Task item ▸ The response should consist of the records that follow, repeated exactly.
────────────────────
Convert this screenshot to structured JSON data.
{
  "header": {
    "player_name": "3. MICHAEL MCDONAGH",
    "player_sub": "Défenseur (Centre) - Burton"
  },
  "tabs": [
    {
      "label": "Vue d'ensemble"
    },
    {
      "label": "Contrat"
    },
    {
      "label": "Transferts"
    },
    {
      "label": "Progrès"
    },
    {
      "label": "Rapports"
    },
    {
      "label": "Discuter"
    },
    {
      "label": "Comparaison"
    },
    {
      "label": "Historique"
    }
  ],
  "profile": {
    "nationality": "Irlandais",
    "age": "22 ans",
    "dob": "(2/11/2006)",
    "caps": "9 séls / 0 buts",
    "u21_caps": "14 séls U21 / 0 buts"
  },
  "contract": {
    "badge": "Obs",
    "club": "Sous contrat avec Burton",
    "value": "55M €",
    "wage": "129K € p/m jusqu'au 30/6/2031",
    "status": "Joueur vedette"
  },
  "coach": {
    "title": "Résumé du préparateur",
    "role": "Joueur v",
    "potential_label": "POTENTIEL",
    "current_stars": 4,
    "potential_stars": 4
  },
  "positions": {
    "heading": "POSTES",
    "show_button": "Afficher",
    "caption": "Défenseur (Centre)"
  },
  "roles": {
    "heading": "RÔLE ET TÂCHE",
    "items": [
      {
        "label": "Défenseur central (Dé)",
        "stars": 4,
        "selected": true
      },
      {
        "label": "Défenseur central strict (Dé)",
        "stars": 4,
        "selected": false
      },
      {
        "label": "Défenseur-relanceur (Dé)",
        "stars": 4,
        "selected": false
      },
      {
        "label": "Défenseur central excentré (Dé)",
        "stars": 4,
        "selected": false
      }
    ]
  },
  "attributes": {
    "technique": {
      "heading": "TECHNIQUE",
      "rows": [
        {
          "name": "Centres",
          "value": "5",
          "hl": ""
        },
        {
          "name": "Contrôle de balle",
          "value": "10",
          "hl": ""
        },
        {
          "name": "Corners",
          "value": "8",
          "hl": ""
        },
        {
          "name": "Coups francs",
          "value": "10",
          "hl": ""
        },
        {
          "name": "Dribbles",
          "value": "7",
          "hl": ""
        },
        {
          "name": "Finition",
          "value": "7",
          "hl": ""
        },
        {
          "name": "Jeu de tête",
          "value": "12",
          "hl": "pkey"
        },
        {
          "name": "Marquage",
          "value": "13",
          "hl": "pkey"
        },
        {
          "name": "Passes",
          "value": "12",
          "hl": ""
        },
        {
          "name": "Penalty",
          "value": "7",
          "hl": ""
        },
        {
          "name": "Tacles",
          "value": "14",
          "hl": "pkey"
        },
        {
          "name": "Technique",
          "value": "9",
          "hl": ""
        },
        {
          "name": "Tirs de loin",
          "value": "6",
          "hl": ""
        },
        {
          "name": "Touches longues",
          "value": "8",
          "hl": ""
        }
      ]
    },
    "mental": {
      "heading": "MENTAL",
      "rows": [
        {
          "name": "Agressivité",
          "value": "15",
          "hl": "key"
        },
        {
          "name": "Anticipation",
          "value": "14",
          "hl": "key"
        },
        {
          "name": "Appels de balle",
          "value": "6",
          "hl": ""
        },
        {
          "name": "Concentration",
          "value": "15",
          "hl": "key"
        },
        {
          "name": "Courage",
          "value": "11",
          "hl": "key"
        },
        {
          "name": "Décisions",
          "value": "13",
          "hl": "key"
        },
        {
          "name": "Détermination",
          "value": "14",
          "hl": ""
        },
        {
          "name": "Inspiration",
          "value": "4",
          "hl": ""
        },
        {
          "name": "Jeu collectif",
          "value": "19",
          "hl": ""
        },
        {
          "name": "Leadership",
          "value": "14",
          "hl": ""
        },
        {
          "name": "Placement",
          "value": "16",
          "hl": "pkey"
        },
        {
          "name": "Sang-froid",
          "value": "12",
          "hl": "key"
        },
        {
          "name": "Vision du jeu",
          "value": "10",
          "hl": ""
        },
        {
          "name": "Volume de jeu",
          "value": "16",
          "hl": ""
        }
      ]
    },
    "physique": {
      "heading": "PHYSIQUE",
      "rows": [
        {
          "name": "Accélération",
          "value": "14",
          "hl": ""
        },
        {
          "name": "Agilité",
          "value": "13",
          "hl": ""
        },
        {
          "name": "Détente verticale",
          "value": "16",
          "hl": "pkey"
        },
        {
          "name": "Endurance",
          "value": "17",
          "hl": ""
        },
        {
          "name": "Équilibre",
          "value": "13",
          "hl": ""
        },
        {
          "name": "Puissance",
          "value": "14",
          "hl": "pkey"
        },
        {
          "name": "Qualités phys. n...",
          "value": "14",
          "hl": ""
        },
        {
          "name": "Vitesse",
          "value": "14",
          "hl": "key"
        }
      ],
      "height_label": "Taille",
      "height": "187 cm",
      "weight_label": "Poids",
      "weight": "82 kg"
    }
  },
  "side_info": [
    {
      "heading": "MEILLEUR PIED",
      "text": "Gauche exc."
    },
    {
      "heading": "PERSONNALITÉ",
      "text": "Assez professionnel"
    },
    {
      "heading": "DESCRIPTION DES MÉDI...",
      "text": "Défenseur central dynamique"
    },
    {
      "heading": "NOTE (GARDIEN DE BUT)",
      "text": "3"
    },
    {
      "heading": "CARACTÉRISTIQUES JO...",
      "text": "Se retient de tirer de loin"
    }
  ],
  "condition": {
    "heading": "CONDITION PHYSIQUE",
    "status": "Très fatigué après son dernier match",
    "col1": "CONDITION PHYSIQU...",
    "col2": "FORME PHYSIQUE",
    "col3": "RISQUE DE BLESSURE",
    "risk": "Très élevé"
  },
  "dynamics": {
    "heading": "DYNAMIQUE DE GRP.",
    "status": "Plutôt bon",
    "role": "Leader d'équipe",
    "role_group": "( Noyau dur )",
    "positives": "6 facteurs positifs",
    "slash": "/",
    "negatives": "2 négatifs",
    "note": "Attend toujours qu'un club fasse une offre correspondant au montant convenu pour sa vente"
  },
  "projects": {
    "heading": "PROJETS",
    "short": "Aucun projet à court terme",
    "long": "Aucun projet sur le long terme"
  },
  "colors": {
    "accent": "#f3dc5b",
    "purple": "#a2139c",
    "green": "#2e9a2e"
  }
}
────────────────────
Answer section ▸
Convert this screenshot to structured JSON data.
{
  "header": {
    "player_name": "3. MICHAEL MCDONAGH",
    "player_sub": "Défenseur (Centre) - Burton"
  },
  "tabs": [
    {
      "label": "Vue d'ensemble"
    },
    {
      "label": "Contrat"
    },
    {
      "label": "Transferts"
    },
    {
      "label": "Progrès"
    },
    {
      "label": "Rapports"
    },
    {
      "label": "Discuter"
    },
    {
      "label": "Comparaison"
    },
    {
      "label": "Historique"
    }
  ],
  "profile": {
    "nationality": "Irlandais",
    "age": "22 ans",
    "dob": "(2/11/2006)",
    "caps": "9 séls / 0 buts",
    "u21_caps": "14 séls U21 / 0 buts"
  },
  "contract": {
    "badge": "Obs",
    "club": "Sous contrat avec Burton",
    "value": "55M €",
    "wage": "129K € p/m jusqu'au 30/6/2031",
    "status": "Joueur vedette"
  },
  "coach": {
    "title": "Résumé du préparateur",
    "role": "Joueur v",
    "potential_label": "POTENTIEL",
    "current_stars": 4,
    "potential_stars": 4
  },
  "positions": {
    "heading": "POSTES",
    "show_button": "Afficher",
    "caption": "Défenseur (Centre)"
  },
  "roles": {
    "heading": "RÔLE ET TÂCHE",
    "items": [
      {
        "label": "Défenseur central (Dé)",
        "stars": 4,
        "selected": true
      },
      {
        "label": "Défenseur central strict (Dé)",
        "stars": 4,
        "selected": false
      },
      {
        "label": "Défenseur-relanceur (Dé)",
        "stars": 4,
        "selected": false
      },
      {
        "label": "Défenseur central excentré (Dé)",
        "stars": 4,
        "selected": false
      }
    ]
  },
  "attributes": {
    "technique": {
      "heading": "TECHNIQUE",
      "rows": [
        {
          "name": "Centres",
          "value": "5",
          "hl": ""
        },
        {
          "name": "Contrôle de balle",
          "value": "10",
          "hl": ""
        },
        {
          "name": "Corners",
          "value": "8",
          "hl": ""
        },
        {
          "name": "Coups francs",
          "value": "10",
          "hl": ""
        },
        {
          "name": "Dribbles",
          "value": "7",
          "hl": ""
        },
        {
          "name": "Finition",
          "value": "7",
          "hl": ""
        },
        {
          "name": "Jeu de tête",
          "value": "12",
          "hl": "pkey"
        },
        {
          "name": "Marquage",
          "value": "13",
          "hl": "pkey"
        },
        {
          "name": "Passes",
          "value": "12",
          "hl": ""
        },
        {
          "name": "Penalty",
          "value": "7",
          "hl": ""
        },
        {
          "name": "Tacles",
          "value": "14",
          "hl": "pkey"
        },
        {
          "name": "Technique",
          "value": "9",
          "hl": ""
        },
        {
          "name": "Tirs de loin",
          "value": "6",
          "hl": ""
        },
        {
          "name": "Touches longues",
          "value": "8",
          "hl": ""
        }
      ]
    },
    "mental": {
      "heading": "MENTAL",
      "rows": [
        {
          "name": "Agressivité",
          "value": "15",
          "hl": "key"
        },
        {
          "name": "Anticipation",
          "value": "14",
          "hl": "key"
        },
        {
          "name": "Appels de balle",
          "value": "6",
          "hl": ""
        },
        {
          "name": "Concentration",
          "value": "15",
          "hl": "key"
        },
        {
          "name": "Courage",
          "value": "11",
          "hl": "key"
        },
        {
          "name": "Décisions",
          "value": "13",
          "hl": "key"
        },
        {
          "name": "Détermination",
          "value": "14",
          "hl": ""
        },
        {
          "name": "Inspiration",
          "value": "4",
          "hl": ""
        },
        {
          "name": "Jeu collectif",
          "value": "19",
          "hl": ""
        },
        {
          "name": "Leadership",
          "value": "14",
          "hl": ""
        },
        {
          "name": "Placement",
          "value": "16",
          "hl": "pkey"
        },
        {
          "name": "Sang-froid",
          "value": "12",
          "hl": "key"
        },
        {
          "name": "Vision du jeu",
          "value": "10",
          "hl": ""
        },
        {
          "name": "Volume de jeu",
          "value": "16",
          "hl": ""
        }
      ]
    },
    "physique": {
      "heading": "PHYSIQUE",
      "rows": [
        {
          "name": "Accélération",
          "value": "14",
          "hl": ""
        },
        {
          "name": "Agilité",
          "value": "13",
          "hl": ""
        },
        {
          "name": "Détente verticale",
          "value": "16",
          "hl": "pkey"
        },
        {
          "name": "Endurance",
          "value": "17",
          "hl": ""
        },
        {
          "name": "Équilibre",
          "value": "13",
          "hl": ""
        },
        {
          "name": "Puissance",
          "value": "14",
          "hl": "pkey"
        },
        {
          "name": "Qualités phys. n...",
          "value": "14",
          "hl": ""
        },
        {
          "name": "Vitesse",
          "value": "14",
          "hl": "key"
        }
      ],
      "height_label": "Taille",
      "height": "187 cm",
      "weight_label": "Poids",
      "weight": "82 kg"
    }
  },
  "side_info": [
    {
      "heading": "MEILLEUR PIED",
      "text": "Gauche exc."
    },
    {
      "heading": "PERSONNALITÉ",
      "text": "Assez professionnel"
    },
    {
      "heading": "DESCRIPTION DES MÉDI...",
      "text": "Défenseur central dynamique"
    },
    {
      "heading": "NOTE (GARDIEN DE BUT)",
      "text": "3"
    },
    {
      "heading": "CARACTÉRISTIQUES JO...",
      "text": "Se retient de tirer de loin"
    }
  ],
  "condition": {
    "heading": "CONDITION PHYSIQUE",
    "status": "Très fatigué après son dernier match",
    "col1": "CONDITION PHYSIQU...",
    "col2": "FORME PHYSIQUE",
    "col3": "RISQUE DE BLESSURE",
    "risk": "Très élevé"
  },
  "dynamics": {
    "heading": "DYNAMIQUE DE GRP.",
    "status": "Plutôt bon",
    "role": "Leader d'équipe",
    "role_group": "( Noyau dur )",
    "positives": "6 facteurs positifs",
    "slash": "/",
    "negatives": "2 négatifs",
    "note": "Attend toujours qu'un club fasse une offre correspondant au montant convenu pour sa vente"
  },
  "projects": {
    "heading": "PROJETS",
    "short": "Aucun projet à court terme",
    "long": "Aucun projet sur le long terme"
  },
  "colors": {
    "accent": "#f3dc5b",
    "purple": "#a2139c",
    "green": "#2e9a2e"
  }
}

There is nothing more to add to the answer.